[Interface dataset entries]
:::::

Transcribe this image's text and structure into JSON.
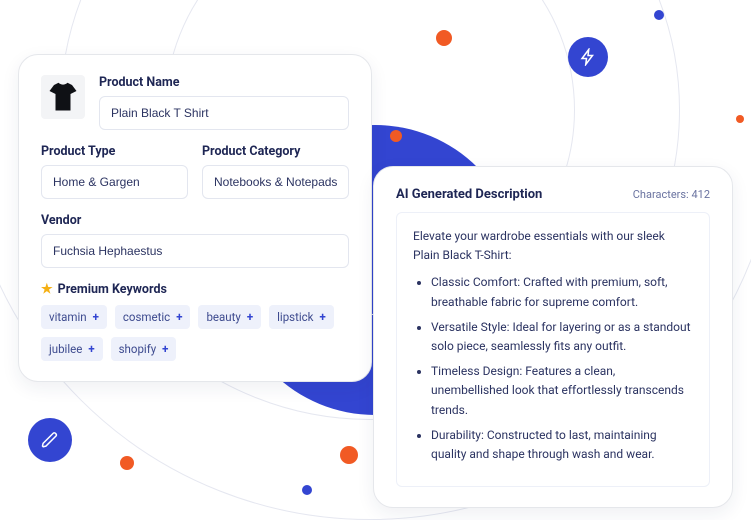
{
  "form": {
    "name_label": "Product Name",
    "name_value": "Plain Black T Shirt",
    "type_label": "Product Type",
    "type_value": "Home & Gargen",
    "category_label": "Product Category",
    "category_value": "Notebooks & Notepads",
    "vendor_label": "Vendor",
    "vendor_value": "Fuchsia Hephaestus",
    "keywords_label": "Premium Keywords",
    "keywords": [
      "vitamin",
      "cosmetic",
      "beauty",
      "lipstick",
      "jubilee",
      "shopify"
    ]
  },
  "desc": {
    "title": "AI Generated Description",
    "char_label": "Characters: 412",
    "intro": "Elevate your wardrobe essentials with our sleek Plain Black T-Shirt:",
    "bullets": [
      "Classic Comfort: Crafted with premium, soft, breathable fabric for supreme comfort.",
      "Versatile Style: Ideal for layering or as a standout solo piece, seamlessly fits any outfit.",
      "Timeless Design: Features a clean, unembellished look that effortlessly transcends trends.",
      "Durability: Constructed to last, maintaining quality and shape through wash and wear."
    ]
  },
  "colors": {
    "blue": "#3345d1",
    "orange": "#f15a24"
  }
}
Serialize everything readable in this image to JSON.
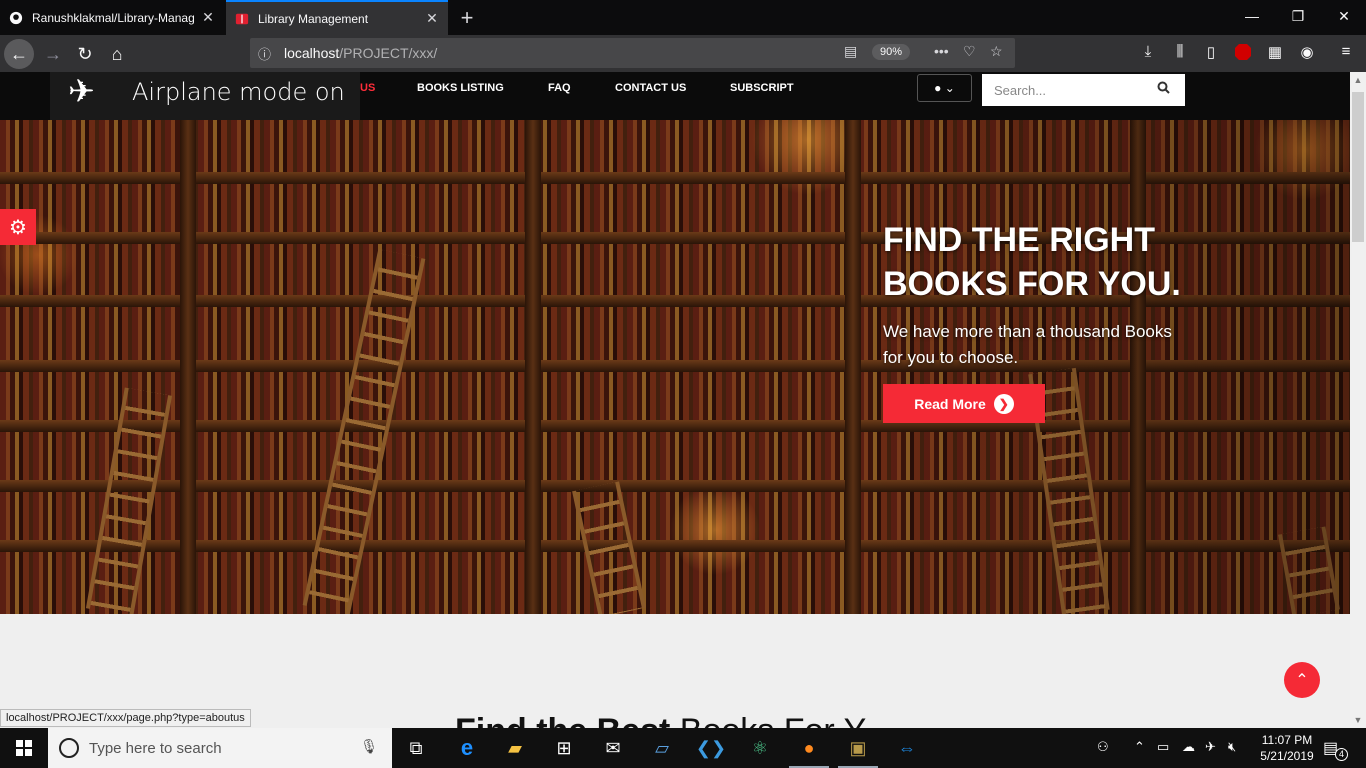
{
  "browser": {
    "tabs": [
      {
        "title": "Ranushklakmal/Library-Manag",
        "icon": "github-icon",
        "active": false
      },
      {
        "title": "Library Management",
        "icon": "book-icon",
        "active": true
      }
    ],
    "new_tab": "+",
    "url_host": "localhost",
    "url_path": "/PROJECT/xxx/",
    "zoom": "90%",
    "status_url": "localhost/PROJECT/xxx/page.php?type=aboutus"
  },
  "overlay": {
    "airplane_label": "Airplane mode on"
  },
  "site": {
    "menu": [
      {
        "label": "US",
        "active": true
      },
      {
        "label": "BOOKS LISTING"
      },
      {
        "label": "FAQ"
      },
      {
        "label": "CONTACT US"
      },
      {
        "label": "SUBSCRIPT"
      }
    ],
    "search_placeholder": "Search...",
    "hero": {
      "title": "FIND THE RIGHT BOOKS FOR YOU.",
      "subtitle": "We have more than a thousand Books for you to choose.",
      "button": "Read More"
    },
    "section_heading_bold": "Find the Best",
    "section_heading_light": " Books For Y..."
  },
  "colors": {
    "accent": "#f52a36",
    "header_bg": "#0b0b0b",
    "browser_tab_active_bar": "#0a84ff"
  },
  "taskbar": {
    "search_placeholder": "Type here to search",
    "time": "11:07 PM",
    "date": "5/21/2019",
    "notifications": "4"
  }
}
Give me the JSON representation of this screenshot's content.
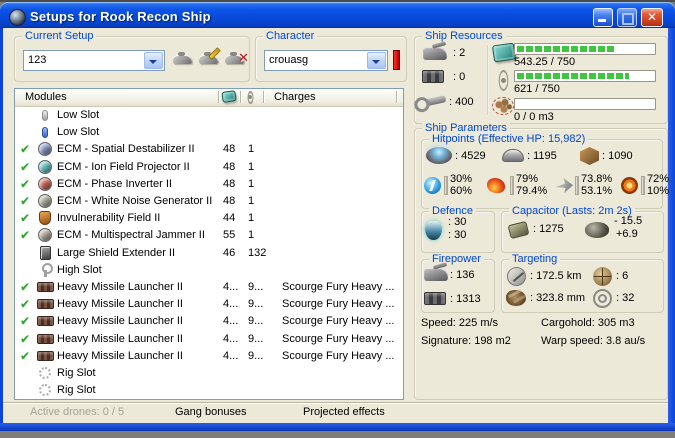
{
  "window": {
    "title": "Setups for Rook Recon Ship"
  },
  "icons": {
    "fitted_check": "✔",
    "close_glyph": "✕"
  },
  "colors": {
    "accent_blue": "#0046D5",
    "titlebar_blue": "#0C53E6",
    "bar_green": "#3FC53F",
    "alert_red": "#CC1010"
  },
  "current_setup": {
    "label": "Current Setup",
    "value": "123"
  },
  "character": {
    "label": "Character",
    "value": "crouasg"
  },
  "ship_resources": {
    "label": "Ship Resources",
    "turret_hardpoints": ": 2",
    "launcher_hardpoints": ": 0",
    "calibration": ": 400",
    "cpu": {
      "text": "543.25 / 750",
      "pct": 72
    },
    "powergrid": {
      "text": "621 / 750",
      "pct": 83
    },
    "dronebay": {
      "text": "0 / 0 m3",
      "pct": 0
    }
  },
  "modules": {
    "headers": {
      "modules": "Modules",
      "charges": "Charges"
    },
    "rows": [
      {
        "fitted": false,
        "icon": "slot-gray",
        "name": "Low Slot",
        "cpu": "",
        "qty": "",
        "charge": ""
      },
      {
        "fitted": false,
        "icon": "slot-blue",
        "name": "Low Slot",
        "cpu": "",
        "qty": "",
        "charge": ""
      },
      {
        "fitted": true,
        "icon": "ecm-spatial",
        "name": "ECM - Spatial Destabilizer II",
        "cpu": "48",
        "qty": "1",
        "charge": ""
      },
      {
        "fitted": true,
        "icon": "ecm-ion",
        "name": "ECM - Ion Field Projector II",
        "cpu": "48",
        "qty": "1",
        "charge": ""
      },
      {
        "fitted": true,
        "icon": "ecm-phase",
        "name": "ECM - Phase Inverter II",
        "cpu": "48",
        "qty": "1",
        "charge": ""
      },
      {
        "fitted": true,
        "icon": "ecm-noise",
        "name": "ECM - White Noise Generator II",
        "cpu": "48",
        "qty": "1",
        "charge": ""
      },
      {
        "fitted": true,
        "icon": "invuln",
        "name": "Invulnerability Field II",
        "cpu": "44",
        "qty": "1",
        "charge": ""
      },
      {
        "fitted": true,
        "icon": "ecm-multi",
        "name": "ECM - Multispectral Jammer II",
        "cpu": "55",
        "qty": "1",
        "charge": ""
      },
      {
        "fitted": false,
        "icon": "shield-ext",
        "name": "Large Shield Extender II",
        "cpu": "46",
        "qty": "132",
        "charge": ""
      },
      {
        "fitted": false,
        "icon": "high-slot",
        "name": "High Slot",
        "cpu": "",
        "qty": "",
        "charge": ""
      },
      {
        "fitted": true,
        "icon": "launcher",
        "name": "Heavy Missile Launcher II",
        "cpu": "4...",
        "qty": "9...",
        "charge": "Scourge Fury Heavy ..."
      },
      {
        "fitted": true,
        "icon": "launcher",
        "name": "Heavy Missile Launcher II",
        "cpu": "4...",
        "qty": "9...",
        "charge": "Scourge Fury Heavy ..."
      },
      {
        "fitted": true,
        "icon": "launcher",
        "name": "Heavy Missile Launcher II",
        "cpu": "4...",
        "qty": "9...",
        "charge": "Scourge Fury Heavy ..."
      },
      {
        "fitted": true,
        "icon": "launcher",
        "name": "Heavy Missile Launcher II",
        "cpu": "4...",
        "qty": "9...",
        "charge": "Scourge Fury Heavy ..."
      },
      {
        "fitted": true,
        "icon": "launcher",
        "name": "Heavy Missile Launcher II",
        "cpu": "4...",
        "qty": "9...",
        "charge": "Scourge Fury Heavy ..."
      },
      {
        "fitted": false,
        "icon": "rig",
        "name": "Rig Slot",
        "cpu": "",
        "qty": "",
        "charge": ""
      },
      {
        "fitted": false,
        "icon": "rig",
        "name": "Rig Slot",
        "cpu": "",
        "qty": "",
        "charge": ""
      }
    ]
  },
  "ship_parameters": {
    "label": "Ship Parameters",
    "hitpoints": {
      "label": "Hitpoints (Effective HP: 15,982)",
      "shield": ": 4529",
      "armor": ": 1195",
      "structure": ": 1090",
      "resists": [
        {
          "type": "em",
          "top": "30%",
          "bottom": "60%"
        },
        {
          "type": "thermal",
          "top": "79%",
          "bottom": "79.4%"
        },
        {
          "type": "kinetic",
          "top": "73.8%",
          "bottom": "53.1%"
        },
        {
          "type": "explosive",
          "top": "72%",
          "bottom": "10%"
        }
      ]
    },
    "defence": {
      "label": "Defence",
      "line1": ": 30",
      "line2": ": 30"
    },
    "capacitor": {
      "label": "Capacitor (Lasts: 2m 2s)",
      "amount": ": 1275",
      "drain": "- 15.5",
      "recharge": "+6.9"
    },
    "firepower": {
      "label": "Firepower",
      "dps": ": 136",
      "volley": ": 1313"
    },
    "targeting": {
      "label": "Targeting",
      "range": ": 172.5 km",
      "scan_resolution": ": 323.8 mm",
      "max_targets": ": 6",
      "sensor_strength": ": 32"
    },
    "stats": {
      "speed": "Speed: 225 m/s",
      "cargohold": "Cargohold: 305 m3",
      "signature": "Signature: 198 m2",
      "warp_speed": "Warp speed: 3.8 au/s"
    }
  },
  "status_bar": {
    "active_drones": "Active drones: 0 / 5",
    "gang_bonuses": "Gang bonuses",
    "projected_effects": "Projected effects"
  }
}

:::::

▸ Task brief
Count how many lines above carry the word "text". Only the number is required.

▸ Exercise response
4